Nishizawa had smuggled the knife aboard the aircraft by exploiting multiple security flaws at Haneda. He had discovered that it was possible to access the departure gates from the luggage claim area without going through security checks. He first checked-in for a JAL round-trip flight from Tokyo to Osaka with the knife in his checked baggage while also checking in for Flight 61; upon return to Tokyo he retrieved his baggage (with the knife) from the Osaka flight, and carried the knife (and the bag) aboard Flight 61 as carry-on luggage.
He had originally planned to carry out the hijacking one day earlier, on July 22. He had told his parents and psychiatrist that he was traveling alone to Hokkaido, but his parents had discovered his bags containing multiple airline tickets and the knife, causing him to delay his plans for one day. Nishizawa had booked tickets on multiple departing flights: in addition to Flight 61 for New Chitose, he had tickets for ANA Flight 083 for Naha which left ten minutes earlier than Flight 61, and Flight 851 for Hakodate.

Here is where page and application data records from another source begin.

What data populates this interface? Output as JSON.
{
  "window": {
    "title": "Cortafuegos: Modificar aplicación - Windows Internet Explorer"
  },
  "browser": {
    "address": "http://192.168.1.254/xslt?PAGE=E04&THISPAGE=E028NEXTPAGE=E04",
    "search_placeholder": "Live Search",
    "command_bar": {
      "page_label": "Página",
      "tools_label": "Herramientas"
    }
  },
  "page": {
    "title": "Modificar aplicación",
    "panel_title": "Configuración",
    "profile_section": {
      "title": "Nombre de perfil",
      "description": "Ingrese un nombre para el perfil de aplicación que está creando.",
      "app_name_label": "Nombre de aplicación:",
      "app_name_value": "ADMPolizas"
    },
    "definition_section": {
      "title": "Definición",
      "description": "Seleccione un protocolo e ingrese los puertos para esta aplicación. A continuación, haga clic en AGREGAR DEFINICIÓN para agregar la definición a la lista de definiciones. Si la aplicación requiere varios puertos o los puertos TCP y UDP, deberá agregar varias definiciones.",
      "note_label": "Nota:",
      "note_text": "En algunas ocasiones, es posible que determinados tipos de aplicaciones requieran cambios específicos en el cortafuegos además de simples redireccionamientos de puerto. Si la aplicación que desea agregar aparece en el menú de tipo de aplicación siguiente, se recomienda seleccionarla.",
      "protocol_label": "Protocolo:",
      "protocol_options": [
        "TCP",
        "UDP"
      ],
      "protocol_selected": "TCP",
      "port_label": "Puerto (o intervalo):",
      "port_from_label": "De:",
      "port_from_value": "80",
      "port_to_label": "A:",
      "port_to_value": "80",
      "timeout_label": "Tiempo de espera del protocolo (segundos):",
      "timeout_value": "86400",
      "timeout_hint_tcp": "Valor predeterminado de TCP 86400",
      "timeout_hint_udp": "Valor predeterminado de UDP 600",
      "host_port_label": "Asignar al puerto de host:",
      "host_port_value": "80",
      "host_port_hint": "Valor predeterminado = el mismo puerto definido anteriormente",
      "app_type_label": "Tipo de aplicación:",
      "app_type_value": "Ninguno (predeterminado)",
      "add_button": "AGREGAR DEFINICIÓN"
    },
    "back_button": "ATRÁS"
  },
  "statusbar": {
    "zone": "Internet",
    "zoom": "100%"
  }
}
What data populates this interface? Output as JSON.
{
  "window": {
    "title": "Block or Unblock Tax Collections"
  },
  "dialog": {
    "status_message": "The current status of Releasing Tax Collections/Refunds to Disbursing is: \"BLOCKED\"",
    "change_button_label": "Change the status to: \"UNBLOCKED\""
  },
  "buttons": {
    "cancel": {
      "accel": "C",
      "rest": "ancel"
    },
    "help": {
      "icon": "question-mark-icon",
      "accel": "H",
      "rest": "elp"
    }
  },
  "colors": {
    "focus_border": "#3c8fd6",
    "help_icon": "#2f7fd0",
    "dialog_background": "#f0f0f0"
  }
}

Nishizawa had discovered the security flaw a month before the hijacking, and after confirming it on a round-trip flight to Kumamoto, sent letters to the Ministry of Transport, All Nippon Airways, and other agencies, in addition to major newspapers, notifying them of it. Additionally, he requested employment by the airport as a security guard. The airport made one telephone call in response, but no further action was taken until after the hijacking, when procedures were revised comprehensively throughout Japan's airports, eliminating the security flaw.
After the incident, the Japanese Transport Ministry ordered more strict checks with hand-carried baggage brought through security checkpoints before boarding any aircraft.
Nishizawa, born September 8, 1970, in Tokyo was, at the time, a 28-year-old unemployed man from the ward of Edogawa in Tokyo. During the investigation, it was revealed that Nishizawa had taken a large dose of SSRI medication (which are antidepressants) before the episode. Nishizawa was said to be an enthusiast of flight simulators. He said that he hijacked the plane because he wanted to fly it under the Rainbow Bridge in Tokyo. He was also found, in an examination commissioned by his defense attorney, to have Asperger syndrome. On March 23, 2005, he was found guilty but of unsound mind; therefore, he was only partly responsible for his actions. Days later, presiding judge Hisaharu Yasui sentenced Nishizawa to life imprisonment.
Due to issues of criminal insanity, the mass media had not initially revealed Nishizawa's name when reporting on the case. However, on July 27, the Sankei Shimbun published his name and photograph, with the claim that the incident was a "serious crime". Following this case, the practice of publishing suspects' names in similar circumstances increased in Japanese tabloids and news weeklies, and eventually, national newspapers and news agencies.
The family of Nagashima sued All Nippon Airways, the Japanese state and Nishizawa's family, over Nagashima's death, alleging that poor security at the airport and aboard the plane led to the incident. A settlement with undisclosed terms was reached on December 21, 2007.
The flight number is still in use, and on the same route, but is now flown by a Boeing 787-8.
The aircraft involved continued to fly for All Nippon Airways until 2014 when it was withdrawn from use.